As universities set policies regarding coronavirus vaccines and in-person attendance, a New England Law Boston student has filed a federal court claim against the school, alleging the institution required him to wear a mask on campus, comply with social distancing policies and submit proof of receiving the vaccine
Thanks to an increase in law school applicants coupled with rising Law School Admission Test scores, getting admitted from the waitlist is much less likely this year, and in some cases, there are incentives for incoming 1Ls to defer until 2022.
Mary Ryan never aspired to be on the ABA’s Board of Governors, despite serving in other leadership roles in the association throughout her career. But after Kevin Curtin, the senior appellate counsel in the Middlesex County District Attorney’s Office in Massachusetts, died suddenly in December, someone needed to step in as the board’s District 2 representative.
Assembling sandwiches helped recent law school graduate Jacqueline Ingles focus during remote classes, and over the past year she made more than a thousand of them for the Chicago Help Initiative, a nonprofit group that takes food to pantries and free meal sites.
How do attorneys remain committed to work that affords few successes and often few forms of traditional validation, including commensurate compensation?
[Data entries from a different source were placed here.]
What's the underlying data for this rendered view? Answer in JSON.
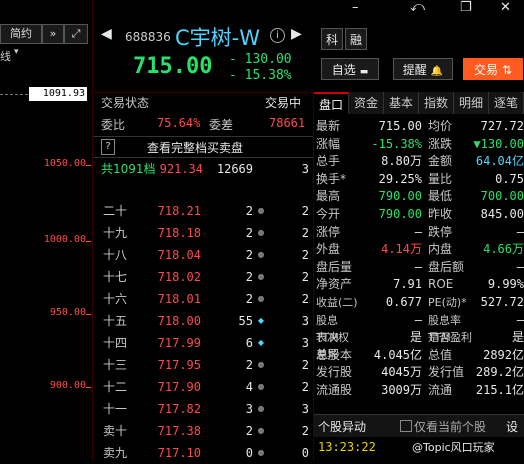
{
  "top_controls": {
    "minimize": "–",
    "back": "⤺",
    "restore": "❐",
    "close": "✕"
  },
  "left_strip": {
    "tab_label": "简约",
    "line_label": "线",
    "ticks": [
      "1091.93",
      "1050.00",
      "1000.00",
      "950.00",
      "900.00"
    ]
  },
  "header": {
    "code": "688836",
    "name": "C宇树-W",
    "price": "715.00",
    "change": "- 130.00",
    "change_pct": "- 15.38%",
    "btn_ke": "科",
    "btn_rong": "融",
    "btn_watchlist": "自选",
    "btn_alert": "提醒",
    "btn_trade": "交易"
  },
  "book": {
    "status_label": "交易状态",
    "status_value": "交易中",
    "weibi_label": "委比",
    "weibi_value": "75.64%",
    "weicha_label": "委差",
    "weicha_value": "78661",
    "help_label": "?",
    "full_book_label": "查看完整档买卖盘",
    "total_label": "共1091档",
    "total_price": "921.34",
    "total_vol": "12669",
    "total_cnt": "3",
    "rows": [
      {
        "label": "二十",
        "price": "718.21",
        "vol": "2",
        "dot": "●",
        "cnt": "2"
      },
      {
        "label": "十九",
        "price": "718.18",
        "vol": "2",
        "dot": "●",
        "cnt": "2"
      },
      {
        "label": "十八",
        "price": "718.04",
        "vol": "2",
        "dot": "●",
        "cnt": "2"
      },
      {
        "label": "十七",
        "price": "718.02",
        "vol": "2",
        "dot": "●",
        "cnt": "2"
      },
      {
        "label": "十六",
        "price": "718.01",
        "vol": "2",
        "dot": "●",
        "cnt": "2"
      },
      {
        "label": "十五",
        "price": "718.00",
        "vol": "55",
        "dot": "◆",
        "cnt": "3"
      },
      {
        "label": "十四",
        "price": "717.99",
        "vol": "6",
        "dot": "◆",
        "cnt": "3"
      },
      {
        "label": "十三",
        "price": "717.95",
        "vol": "2",
        "dot": "●",
        "cnt": "2"
      },
      {
        "label": "十二",
        "price": "717.90",
        "vol": "4",
        "dot": "●",
        "cnt": "2"
      },
      {
        "label": "十一",
        "price": "717.82",
        "vol": "3",
        "dot": "●",
        "cnt": "3"
      },
      {
        "label": "卖十",
        "price": "717.38",
        "vol": "2",
        "dot": "●",
        "cnt": "2"
      },
      {
        "label": "卖九",
        "price": "717.10",
        "vol": "0",
        "dot": "●",
        "cnt": "0"
      }
    ]
  },
  "quote": {
    "tabs": [
      "盘口",
      "资金",
      "基本",
      "指数",
      "明细",
      "逐笔"
    ],
    "rows": [
      {
        "k": "最新",
        "v": "715.00",
        "vc": "white",
        "k2": "均价",
        "v2": "727.72",
        "v2c": "white"
      },
      {
        "k": "涨幅",
        "v": "-15.38%",
        "vc": "green",
        "k2": "涨跌",
        "v2": "▼130.00",
        "v2c": "green"
      },
      {
        "k": "总手",
        "v": "8.80万",
        "vc": "white",
        "k2": "金额",
        "v2": "64.04亿",
        "v2c": "cyan"
      },
      {
        "k": "换手*",
        "v": "29.25%",
        "vc": "white",
        "k2": "量比",
        "v2": "0.75",
        "v2c": "white"
      },
      {
        "k": "最高",
        "v": "790.00",
        "vc": "green",
        "k2": "最低",
        "v2": "700.00",
        "v2c": "green"
      },
      {
        "k": "今开",
        "v": "790.00",
        "vc": "green",
        "k2": "昨收",
        "v2": "845.00",
        "v2c": "white"
      },
      {
        "k": "涨停",
        "v": "—",
        "vc": "white",
        "k2": "跌停",
        "v2": "—",
        "v2c": "white"
      },
      {
        "k": "外盘",
        "v": "4.14万",
        "vc": "red",
        "k2": "内盘",
        "v2": "4.66万",
        "v2c": "green"
      },
      {
        "k": "盘后量",
        "v": "—",
        "vc": "white",
        "k2": "盘后额",
        "v2": "—",
        "v2c": "white"
      },
      {
        "k": "净资产",
        "v": "7.91",
        "vc": "white",
        "k2": "ROE",
        "v2": "9.99%",
        "v2c": "white"
      },
      {
        "k": "收益(二)",
        "v": "0.677",
        "vc": "white",
        "k2": "PE(动)*",
        "v2": "527.72",
        "v2c": "white"
      },
      {
        "k": "股息TTM",
        "v": "—",
        "vc": "white",
        "k2": "股息率TTM",
        "v2": "—",
        "v2c": "white"
      },
      {
        "k": "表决权差异",
        "v": "是",
        "vc": "white",
        "k2": "是否盈利",
        "v2": "是",
        "v2c": "white"
      },
      {
        "k": "总股本",
        "v": "4.045亿",
        "vc": "white",
        "k2": "总值",
        "v2": "2892亿",
        "v2c": "white"
      },
      {
        "k": "发行股",
        "v": "4045万",
        "vc": "white",
        "k2": "发行值",
        "v2": "289.2亿",
        "v2c": "white"
      },
      {
        "k": "流通股",
        "v": "3009万",
        "vc": "white",
        "k2": "流通",
        "v2": "215.1亿",
        "v2c": "white"
      }
    ],
    "alert_title": "个股异动",
    "alert_checkbox": "仅看当前个股",
    "alert_settings": "设",
    "alert_time": "13:23:22",
    "alert_text": "@Topic风口玩家"
  }
}
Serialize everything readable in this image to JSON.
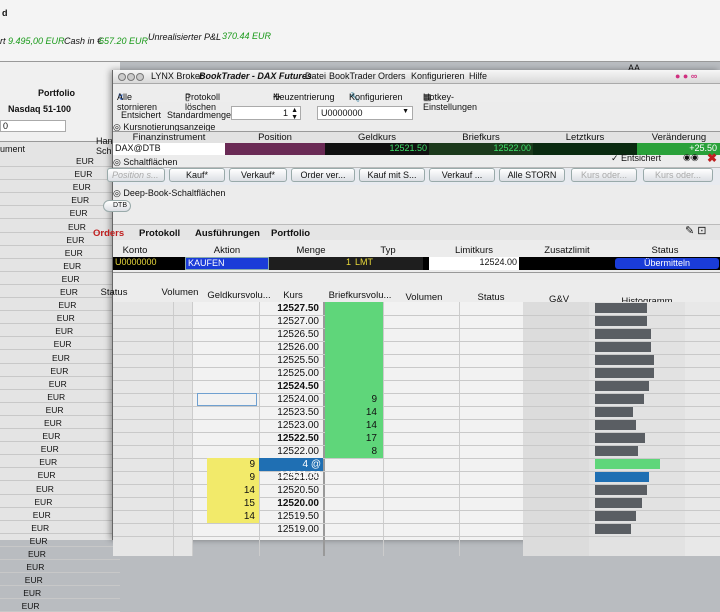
{
  "topbar": {
    "left_fragment": "d",
    "cash_prefix": "rt",
    "cash_prefix_value": "9.495,00 EUR",
    "cash_label": "Cash in €",
    "cash_value": "657.20 EUR",
    "pnl_label": "Unrealisierter P&L",
    "pnl_value": "370.44 EUR",
    "portfolio": "Portfolio",
    "nasdaq": "Nasdaq 51-100",
    "dropdown_value": "0",
    "hand_label": "Hand",
    "schl_label": "Schlü",
    "instrument_label": "ument",
    "aa": "AA"
  },
  "background_list": {
    "currency": "EUR",
    "rows": 35
  },
  "titlebar": {
    "app": "LYNX Broker",
    "window": "BookTrader - DAX Futures",
    "menus": [
      "Datei",
      "BookTrader",
      "Orders",
      "Konfigurieren",
      "Hilfe"
    ]
  },
  "toolbar": {
    "cancel_all": "Alle stornieren",
    "delete_log": "Protokoll löschen",
    "recenter": "Neuzentrierung",
    "configure": "Konfigurieren",
    "hotkey": "Hotkey-Einstellungen"
  },
  "settings": {
    "unlocked": "Entsichert",
    "default_qty_label": "Standardmenge",
    "default_qty": "1",
    "account": "U0000000"
  },
  "quote": {
    "section": "Kursnotierungsanzeige",
    "headers": [
      "Finanzinstrument",
      "Position",
      "Geldkurs",
      "Briefkurs",
      "Letztkurs",
      "Veränderung"
    ],
    "instrument": "DAX@DTB",
    "position": "",
    "bid": "12521.50",
    "ask": "12522.00",
    "last": "",
    "change": "+25.50"
  },
  "buttons": {
    "section": "Schaltflächen",
    "locked": "Entsichert",
    "items": [
      "Kauf*",
      "Verkauf*",
      "Order ver...",
      "Kauf mit S...",
      "Verkauf ...",
      "Alle STORN",
      "Kurs oder...",
      "Kurs oder..."
    ],
    "position_placeholder": "Position s..."
  },
  "deep_book": {
    "section": "Deep-Book-Schaltflächen",
    "tag": "DTB"
  },
  "tabs": [
    "Orders",
    "Protokoll",
    "Ausführungen",
    "Portfolio"
  ],
  "orders": {
    "headers": [
      "Konto",
      "Aktion",
      "Menge",
      "Typ",
      "Limitkurs",
      "Zusatzlimit",
      "Status"
    ],
    "row": {
      "account": "U0000000",
      "action": "KAUFEN",
      "qty": "1",
      "type": "LMT",
      "limit": "12524.00",
      "extra": "",
      "status": "Übermitteln"
    }
  },
  "book": {
    "headers": [
      "Status",
      "Volumen",
      "Geldkursvolu...",
      "Kurs",
      "Briefkursvolu...",
      "Volumen",
      "Status",
      "G&V",
      "Histogramm"
    ],
    "prices": [
      "12527.50",
      "12527.00",
      "12526.50",
      "12526.00",
      "12525.50",
      "12525.00",
      "12524.50",
      "12524.00",
      "12523.50",
      "12523.00",
      "12522.50",
      "12522.00",
      "12521.50",
      "12521.00",
      "12520.50",
      "12520.00",
      "12519.50",
      "12519.00"
    ],
    "ask_volumes": [
      "",
      "",
      "",
      "",
      "",
      "",
      "",
      "9",
      "14",
      "14",
      "17",
      "8",
      "",
      "",
      "",
      "",
      "",
      ""
    ],
    "bid_volumes": [
      "",
      "",
      "",
      "",
      "",
      "",
      "",
      "",
      "",
      "",
      "",
      "",
      "9",
      "9",
      "14",
      "15",
      "14",
      ""
    ],
    "current_bid_label": "4 @ 12521.50",
    "histogram": [
      0.58,
      0.58,
      0.62,
      0.62,
      0.66,
      0.66,
      0.6,
      0.54,
      0.42,
      0.45,
      0.56,
      0.48,
      0.72,
      0.6,
      0.58,
      0.52,
      0.45,
      0.4
    ]
  },
  "colors": {
    "ask_green": "#5fd67a",
    "bid_yellow": "#f2ea6a",
    "highlight_blue": "#1f6fb3",
    "histogram": "#5a5e63"
  }
}
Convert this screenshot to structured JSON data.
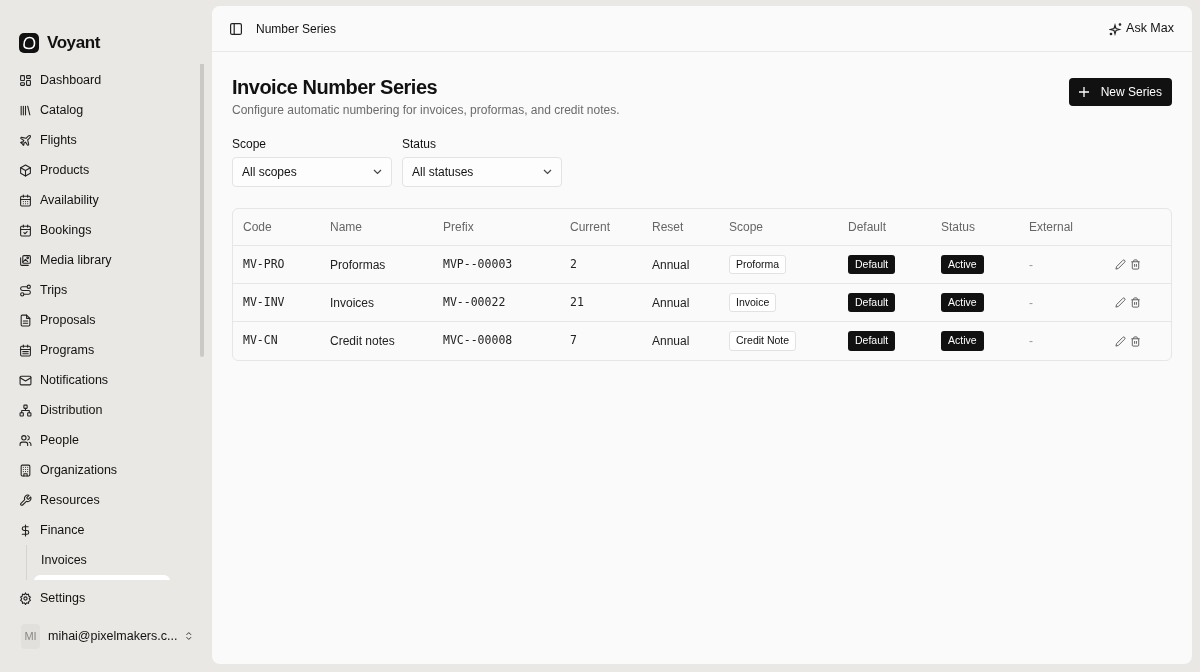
{
  "brand": "Voyant",
  "sidebar": {
    "items": [
      {
        "label": "Dashboard",
        "selected": false
      },
      {
        "label": "Catalog",
        "selected": false
      },
      {
        "label": "Flights",
        "selected": false
      },
      {
        "label": "Products",
        "selected": false
      },
      {
        "label": "Availability",
        "selected": false
      },
      {
        "label": "Bookings",
        "selected": false
      },
      {
        "label": "Media library",
        "selected": false
      },
      {
        "label": "Trips",
        "selected": false
      },
      {
        "label": "Proposals",
        "selected": false
      },
      {
        "label": "Programs",
        "selected": false
      },
      {
        "label": "Notifications",
        "selected": false
      },
      {
        "label": "Distribution",
        "selected": false
      },
      {
        "label": "People",
        "selected": false
      },
      {
        "label": "Organizations",
        "selected": false
      },
      {
        "label": "Resources",
        "selected": false
      },
      {
        "label": "Finance",
        "selected": false,
        "expanded": true,
        "children": [
          {
            "label": "Invoices",
            "selected": false
          }
        ]
      }
    ],
    "settings": "Settings",
    "user": {
      "initials": "MI",
      "email": "mihai@pixelmakers.c..."
    }
  },
  "header": {
    "breadcrumb": "Number Series",
    "ask": "Ask Max"
  },
  "page": {
    "title": "Invoice Number Series",
    "subtitle": "Configure automatic numbering for invoices, proformas, and credit notes.",
    "new_button": "New Series"
  },
  "filters": [
    {
      "label": "Scope",
      "value": "All scopes"
    },
    {
      "label": "Status",
      "value": "All statuses"
    }
  ],
  "table": {
    "columns": [
      "Code",
      "Name",
      "Prefix",
      "Current",
      "Reset",
      "Scope",
      "Default",
      "Status",
      "External"
    ],
    "rows": [
      {
        "code": "MV-PRO",
        "name": "Proformas",
        "prefix": "MVP--00003",
        "current": "2",
        "reset": "Annual",
        "scope": "Proforma",
        "default": "Default",
        "status": "Active",
        "external": "-"
      },
      {
        "code": "MV-INV",
        "name": "Invoices",
        "prefix": "MV--00022",
        "current": "21",
        "reset": "Annual",
        "scope": "Invoice",
        "default": "Default",
        "status": "Active",
        "external": "-"
      },
      {
        "code": "MV-CN",
        "name": "Credit notes",
        "prefix": "MVC--00008",
        "current": "7",
        "reset": "Annual",
        "scope": "Credit Note",
        "default": "Default",
        "status": "Active",
        "external": "-"
      }
    ]
  }
}
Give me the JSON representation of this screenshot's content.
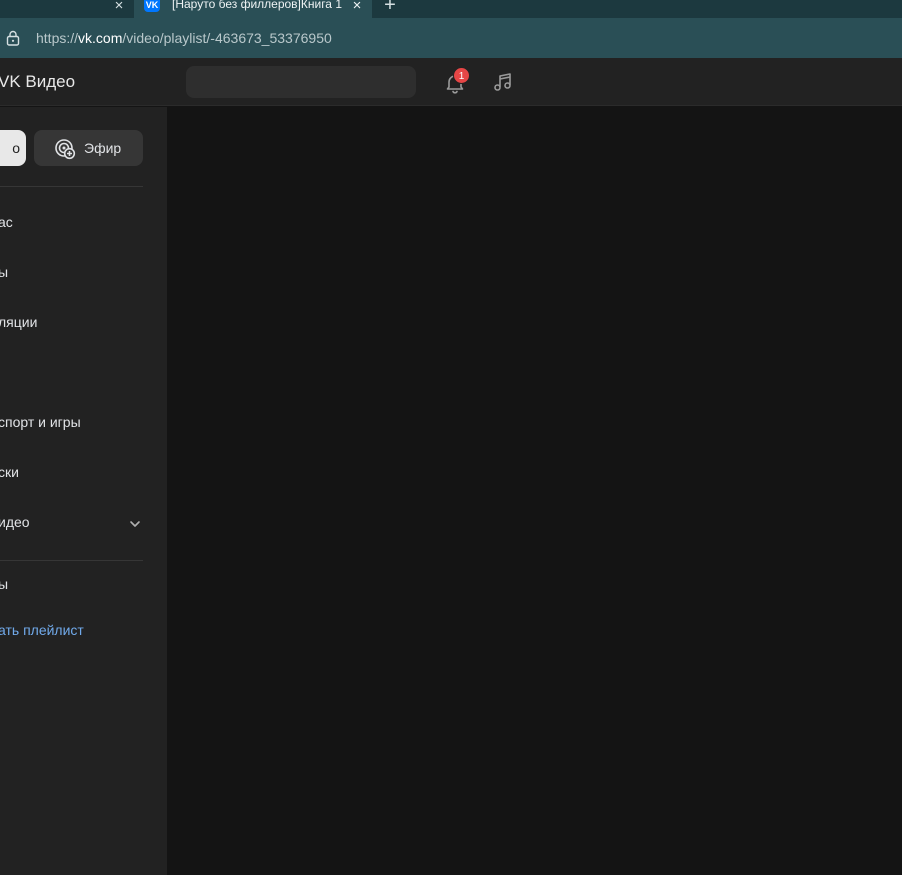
{
  "browser": {
    "tab_title": "[Наруто без филлеров]Книга 1",
    "favicon_label": "VK",
    "close_glyph": "×",
    "new_tab_glyph": "+",
    "url_prefix": "https://",
    "url_host": "vk.com",
    "url_path": "/video/playlist/-463673_53376950"
  },
  "header": {
    "logo_text": "VK Видео",
    "notification_count": "1"
  },
  "sidebar": {
    "partial_button_label": "о",
    "live_button_label": "Эфир",
    "items": [
      {
        "label": "ас"
      },
      {
        "label": "ы"
      },
      {
        "label": "ляции"
      },
      {
        "label": "спорт и игры"
      },
      {
        "label": "ски"
      },
      {
        "label": "идео"
      }
    ],
    "secondary_item": "ы",
    "create_playlist": "ать плейлист"
  },
  "colors": {
    "tabstrip": "#1c393f",
    "addressbar": "#2a4f56",
    "header_bg": "#222222",
    "main_bg": "#141414",
    "accent_link": "#71aaeb",
    "badge": "#e64646"
  }
}
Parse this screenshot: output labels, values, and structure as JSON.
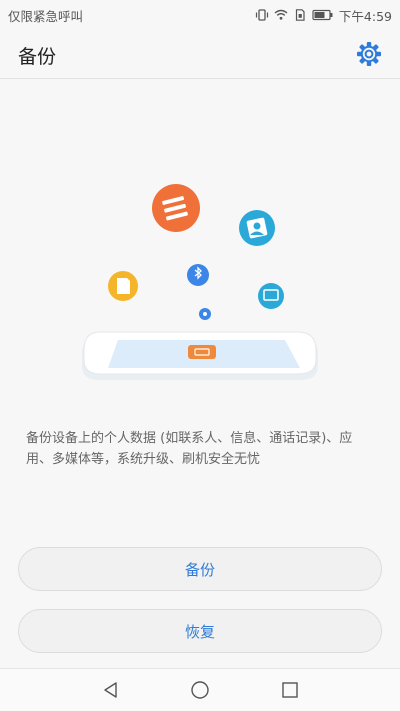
{
  "status_bar": {
    "carrier_text": "仅限紧急呼叫",
    "time": "下午4:59",
    "icons": [
      "vibrate-icon",
      "wifi-icon",
      "sim-icon",
      "battery-icon"
    ]
  },
  "app_bar": {
    "title": "备份",
    "settings_icon": "gear-icon"
  },
  "illustration": {
    "icons": [
      "orange-list-icon",
      "cyan-contacts-icon",
      "yellow-sd-icon",
      "blue-bluetooth-icon",
      "cyan-display-icon",
      "blue-dot-icon"
    ],
    "colors": {
      "orange": "#f0703a",
      "cyan": "#2aa9d8",
      "yellow": "#f5b52a",
      "blue": "#3b86e6"
    }
  },
  "description": "备份设备上的个人数据 (如联系人、信息、通话记录)、应用、多媒体等，系统升级、刷机安全无忧",
  "buttons": {
    "backup_label": "备份",
    "restore_label": "恢复"
  },
  "nav_bar": {
    "icons": [
      "back-icon",
      "home-icon",
      "recents-icon"
    ]
  },
  "colors": {
    "accent": "#2f7bd8",
    "background": "#f7f7f7"
  }
}
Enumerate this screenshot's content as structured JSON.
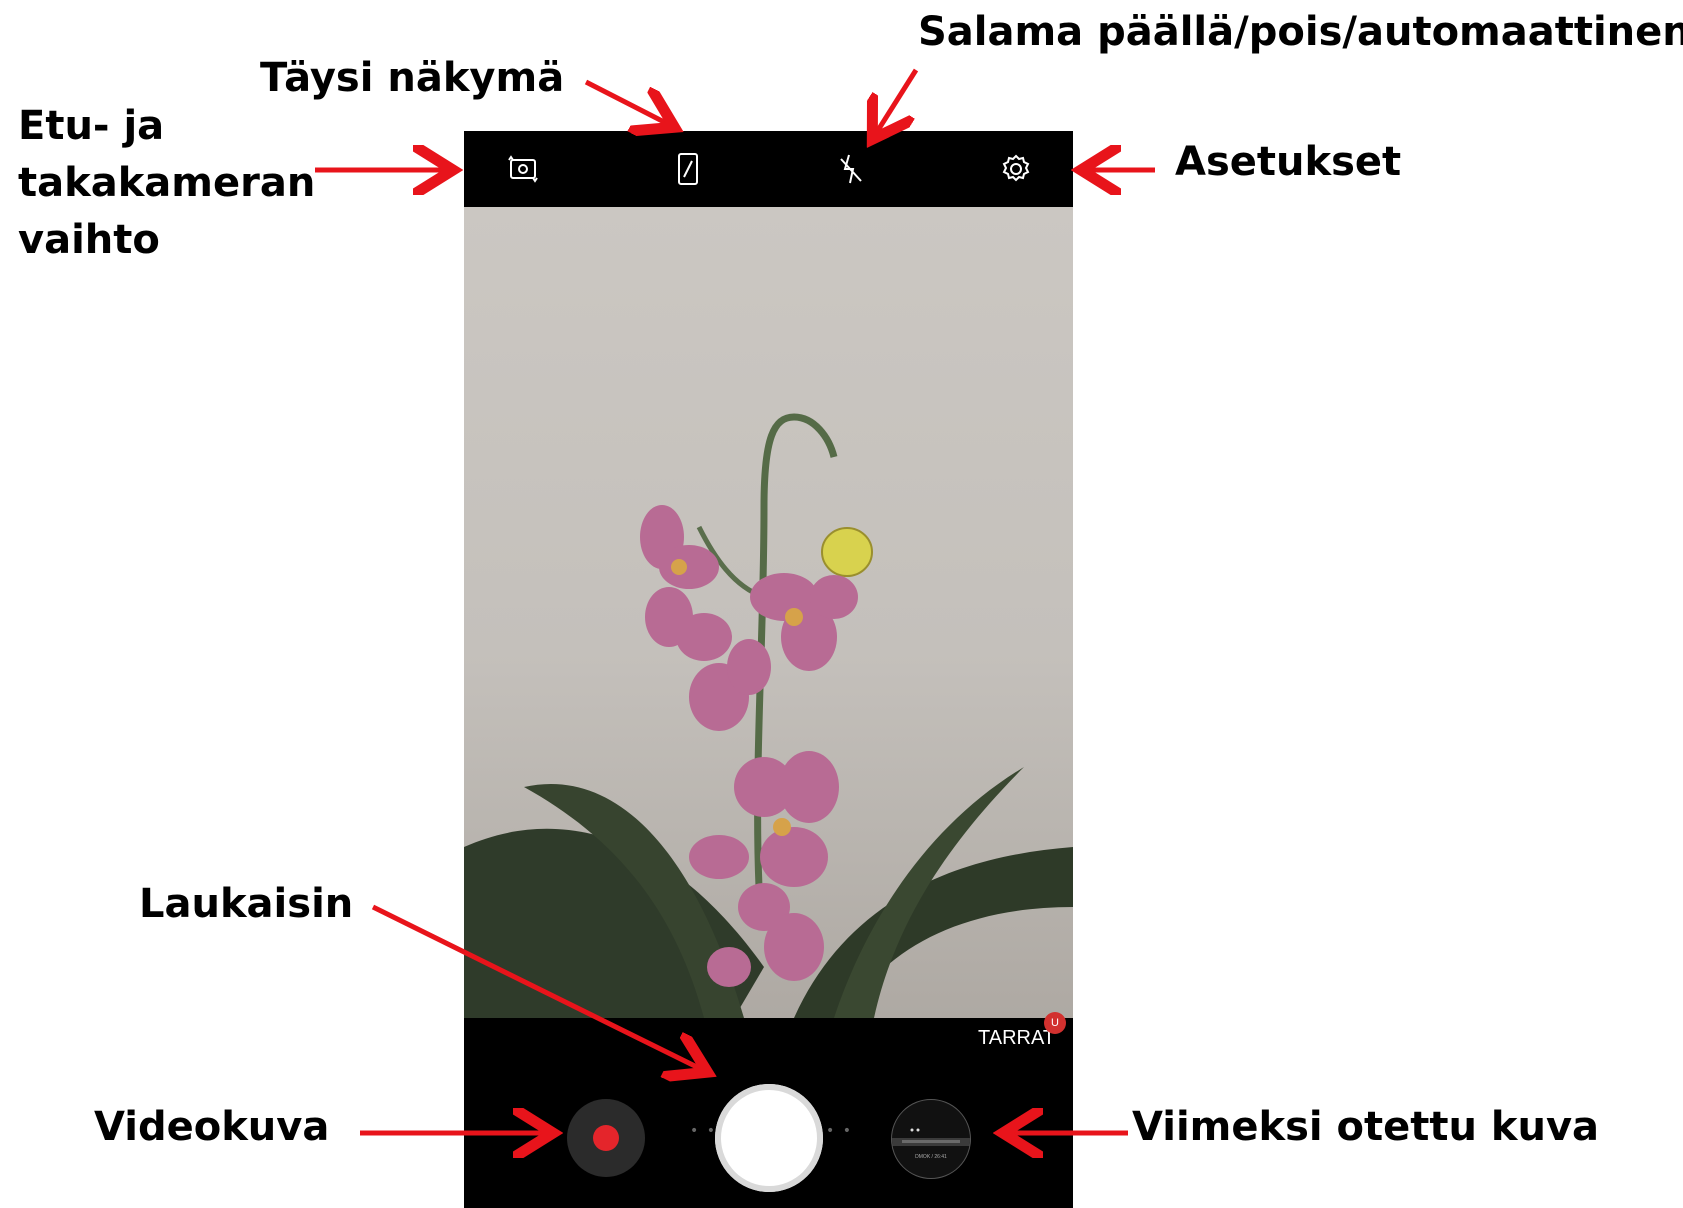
{
  "annotations": {
    "flash": "Salama päällä/pois/automaattinen",
    "full_view": "Täysi näkymä",
    "camera_switch": "Etu- ja\ntakakameran\nvaihto",
    "settings": "Asetukset",
    "shutter": "Laukaisin",
    "video": "Videokuva",
    "last_photo": "Viimeksi otettu kuva"
  },
  "camera_ui": {
    "top_icons": [
      "switch-camera-icon",
      "full-view-icon",
      "flash-off-icon",
      "gear-icon"
    ],
    "stickers_label": "TARRAT",
    "stickers_badge": "U",
    "thumbnail_stamp": "DMOK / 26:41"
  },
  "colors": {
    "arrow": "#e8141b",
    "record_dot": "#e4252b",
    "badge": "#d2312f"
  }
}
Public interest lawyer Taeva Shefler spoke with lawyer Mallika Kaur and recent law school graduate Melissa Barbee about her volunteer work with prisoners’ rights and the lessons learned.
Public mandated restrictions to stop or slow the transmission of the disease, including mask mandates, limitations on public gatherings and business closures, have become a divisive political issue. Several Republican and right-leaning lawyers have filed lawsuits challenging these public health measures, leading to some successes in court along with both encouragement and negativity from the public.
Could police have avoided killing—whether the victims were armed or not? Advocates of de-escalation believe that many such deaths can be prevented. Yet what de-escalation means and how effective it is remain subject to debate.
The federal government does not have precise legal definitions of what it means to be a member of a particular race. And with no centralized federal guidance, federal and state agencies have pieced together definitions, applying them in disparate settings. In recent years, these inconsistent definitions have been criticized for allowing undeserving people to fit themselves into racial categories to benefit from contracts, jobs or university admissions slots intended for racial or ethnic minorities.
A slew of measures passed in California in recent years in hopes of expanding consumer or environmental protections further afield. Whether it’s product ingredients or data privacy or pollution prevention, California is frequently where such laws start.
Like their civilian counterparts, inmate fire crew members help protect people’s lives and property, and when they are released, some try to find employment in the fire service. For many, though, full-time jobs can be hard to come by.
Steven Becker wasn’t sure what he’d see at his first exhumation. But here he was, on Sept. 5, 2012, at the Queen of Heaven Cemetery in Hillside, Illinois, on behalf of his client, who insisted that the body in the coffin was not—despite what police said—her son.
Mental health workers say lawyers are more anxious, stressed, depressed and burned out than ever, which was already a lot. The COVID-19 pandemic, however, may have lessened the stigma around attorneys seeking mental health services.
“We think that one of the biggest challenges that people from our background face when applying to law school is access and information, and these are things that can be addressed,” says Brice Ngameni, president and co-founder of Pembe, a mentoring group for people of African descent. “If you just have the right people matched up with the right folks, you can easily make up for that disparity.”